    Best Regards, Uri Dimant SQL Server MVP http://dimantdatabasesolutions.blogspot.com/ http://sqlblog.com/blogs/uri_dimant/
    Monday, September 27, 2010 5:41 AM
    Moderator
  • Hi,

    So here to conclude everything.

    1) Run SP_HELPDB using this command

             EXEC SP_HELPDB N'<DBNAME>'

       Check DB_SIZE from first output and from second output check whether Database File or the Log File is taking more space.

    2) If your Log File is taking more space then run below command

             DBCC SQLPERF(LOGSPACE)

       Check output for databases which is in question and see how much space is free for Log Space. if you see that   

       actual utilisation of file is less and free space is more that means log file is using more space.

    3) As recommended earlier by other SQL folks i.e. try to set Transaction log file backup and schedule it at regular intervals.

    4) If you see that Database file size is more then go to SQL Server Management Studio.

        Right click on Database click on TASKS and then SHRINK and then DATABASE option

        Check how much Free space is available. If you see there is good amount of space free then you can try

        SHRINK. But take into consideration that USING SHRINK REGULARLY IS NOT RECOMMENDED BY MICROSOFT.

    Now coming to a million $ question, why this much space got occurpied in database file. Need to check whether some Data Load/Extraction task got executed on this database.

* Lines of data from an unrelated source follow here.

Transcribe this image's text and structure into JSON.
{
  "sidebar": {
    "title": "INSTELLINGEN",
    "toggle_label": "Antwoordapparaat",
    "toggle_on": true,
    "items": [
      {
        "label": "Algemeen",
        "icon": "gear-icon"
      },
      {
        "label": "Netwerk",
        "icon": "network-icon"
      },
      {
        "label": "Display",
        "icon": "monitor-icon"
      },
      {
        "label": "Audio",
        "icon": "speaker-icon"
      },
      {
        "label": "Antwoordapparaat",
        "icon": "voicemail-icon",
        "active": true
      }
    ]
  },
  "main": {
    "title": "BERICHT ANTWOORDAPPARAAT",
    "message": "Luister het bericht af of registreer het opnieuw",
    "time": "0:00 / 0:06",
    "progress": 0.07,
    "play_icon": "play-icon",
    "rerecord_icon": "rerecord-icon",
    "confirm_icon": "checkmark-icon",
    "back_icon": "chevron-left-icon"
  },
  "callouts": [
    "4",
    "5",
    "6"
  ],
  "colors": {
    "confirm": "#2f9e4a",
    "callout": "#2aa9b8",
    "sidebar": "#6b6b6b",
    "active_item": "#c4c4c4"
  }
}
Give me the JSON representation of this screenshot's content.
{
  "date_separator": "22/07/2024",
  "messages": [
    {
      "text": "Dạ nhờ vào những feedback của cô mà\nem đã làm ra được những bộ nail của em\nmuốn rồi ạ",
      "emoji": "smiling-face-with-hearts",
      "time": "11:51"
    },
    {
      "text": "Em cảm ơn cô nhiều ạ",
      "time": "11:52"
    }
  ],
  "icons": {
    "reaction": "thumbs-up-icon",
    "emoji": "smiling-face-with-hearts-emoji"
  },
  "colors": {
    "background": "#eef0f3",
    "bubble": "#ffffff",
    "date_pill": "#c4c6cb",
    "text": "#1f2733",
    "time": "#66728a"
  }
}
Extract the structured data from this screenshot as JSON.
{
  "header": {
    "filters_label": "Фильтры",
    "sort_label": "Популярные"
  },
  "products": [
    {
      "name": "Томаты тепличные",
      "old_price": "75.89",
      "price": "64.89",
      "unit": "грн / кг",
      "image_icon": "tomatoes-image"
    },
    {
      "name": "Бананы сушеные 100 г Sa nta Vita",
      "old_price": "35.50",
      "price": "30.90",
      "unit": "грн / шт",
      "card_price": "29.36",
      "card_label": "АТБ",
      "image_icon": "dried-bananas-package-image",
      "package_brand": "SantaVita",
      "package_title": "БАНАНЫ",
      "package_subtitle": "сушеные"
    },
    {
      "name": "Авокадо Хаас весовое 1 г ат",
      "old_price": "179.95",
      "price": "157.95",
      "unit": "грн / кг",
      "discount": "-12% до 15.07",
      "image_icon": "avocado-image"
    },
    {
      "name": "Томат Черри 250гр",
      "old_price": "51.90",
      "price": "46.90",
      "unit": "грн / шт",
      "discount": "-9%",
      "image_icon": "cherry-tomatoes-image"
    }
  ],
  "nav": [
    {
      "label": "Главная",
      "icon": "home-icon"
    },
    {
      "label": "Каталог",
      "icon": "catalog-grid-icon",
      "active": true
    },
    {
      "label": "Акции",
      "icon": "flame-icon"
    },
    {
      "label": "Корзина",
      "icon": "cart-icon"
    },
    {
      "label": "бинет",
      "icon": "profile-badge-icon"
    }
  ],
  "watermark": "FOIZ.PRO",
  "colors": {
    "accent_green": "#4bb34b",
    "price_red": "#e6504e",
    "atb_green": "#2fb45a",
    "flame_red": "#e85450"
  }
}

If yes then you might end up in this situation pretty often.

    HTH

     

     


    Regards Gursethi Blog: http://ms-gursethi.blogspot.com/ Please mark "Propose As Answer" if my answer helped..... :)
    • Marked as answer by Dr.X1987 Thursday, September 30, 2010 4:33 PM
    Monday, September 27, 2010 5:57 AM